 "That's a captain's move right there," Watt says of Schaub shrugging off a missing piece of ear. "That's a big-time captain's move." 

Instead, it's about moments. The type of moments that win big games.

It's about Andre Johnson going up to Schaub before the Texans' final drive and apologizing for "playing like shit." The Greatest Texan Ever is pleading with Schaub to not give up him as the quarterback looks back at him, almost not quite sure if he should believe his ears (hey, he is missing part of one).

But even if you're not 100 percent sure why he's upset, when one of the best receivers in football begs you for a chance with the game on the line, you get him the damn ball.

So moments later, with the Texans clinging to that 31-25 lead, facing a third-and-5 and the prospect of giving the football back to a Manning who's already dropped two fourth-quarter touchdown passes on the Texans heads, Schaub only looks one way. To No. 80.

Johnson beats all-pro Broncos cornerback Champ Bailey with a quick in-and-out move and he's sprinting down the edge for a 12-yard gain.

Later, going over the sequence in the locker room, the most stoic of Texans cracks a smile. "Matt gave me a chance," Johnson says.

Manning never gets another legitimate one. No. 18's left to take over for the final time with only 20 seconds left thanks to Johnson's all-guts-out first down.

That's a winning moment.

A Bad Man's League

And what about Arian Foster running for 105 yards against one of the NFL's better run defenses and caring less — almost seeming delighted really — when he's asked about everyone but himself in the postgame?

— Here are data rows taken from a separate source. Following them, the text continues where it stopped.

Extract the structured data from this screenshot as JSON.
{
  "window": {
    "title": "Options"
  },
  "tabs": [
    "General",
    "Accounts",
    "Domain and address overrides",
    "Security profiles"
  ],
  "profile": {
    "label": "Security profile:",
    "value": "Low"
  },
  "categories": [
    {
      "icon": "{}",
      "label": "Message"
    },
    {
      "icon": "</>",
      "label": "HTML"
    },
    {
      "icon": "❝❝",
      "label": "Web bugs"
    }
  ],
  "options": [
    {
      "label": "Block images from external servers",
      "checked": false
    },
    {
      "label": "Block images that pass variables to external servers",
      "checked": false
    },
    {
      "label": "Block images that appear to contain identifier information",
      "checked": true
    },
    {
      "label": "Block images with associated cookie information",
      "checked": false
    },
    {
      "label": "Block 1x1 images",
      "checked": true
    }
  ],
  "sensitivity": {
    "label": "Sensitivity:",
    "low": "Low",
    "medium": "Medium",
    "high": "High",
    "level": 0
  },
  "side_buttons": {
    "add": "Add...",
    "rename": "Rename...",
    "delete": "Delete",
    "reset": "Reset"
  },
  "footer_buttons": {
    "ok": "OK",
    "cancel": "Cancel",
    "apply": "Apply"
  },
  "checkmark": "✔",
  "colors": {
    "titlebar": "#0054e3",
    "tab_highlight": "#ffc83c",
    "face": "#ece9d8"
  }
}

Or Brian Cushing absolutely refusing to let the Broncos jump out to more than a 5-0 lead when everything seems to be falling apart around the defense in the first quarter and then stalking out of the locker room after it's over, a man in an all-black suit (tie included) likely annoyed that the Texans didn't win by 20?

 That's how you become the toughest team in the NFL. Moment by moment by moment. 

Or Lestar Jean, the young receiver, breaking free for a 46-yard catch to set up Houston's essential last touchdown?

The Texans now have a roster full of moment makers. That's how you become the toughest team in the NFL. Moment by moment by moment.

And yeah . . . well, it doesn't hurt to lose a piece of ear either.

"To come back from that, from all those hits he took, without even really blinking — that's why Matt Schaub is our quarterback," left tackle Duane Brown says. "That's why he's elite.

"Best quarterback in the league in my opinion."

Best is always debatable. But it's awfully hard to argue Matt Schaub's not the toughest quarterback in the NFL on this Monday morning. And you almost get the feeling that one would mean even more to No. 8.

"It's funny because just the other week, I was kidding (Schaub) about how quarterbacks don't ever get hit," Foster laughs. "I was on him about quarterbacks never having to take really hard hits. Then this game . . . unsportsmanlike penalties, getting hit all over the place.

"I went up to him after the game and told him, 'You've got all my respect, brother.' "

The toughest team in the NFL pushes each other, even as they have each other's backs. It's not easy being the baddest crew on the block. It's certainly often not even close to pretty.

But you're probably going to like where it brings you.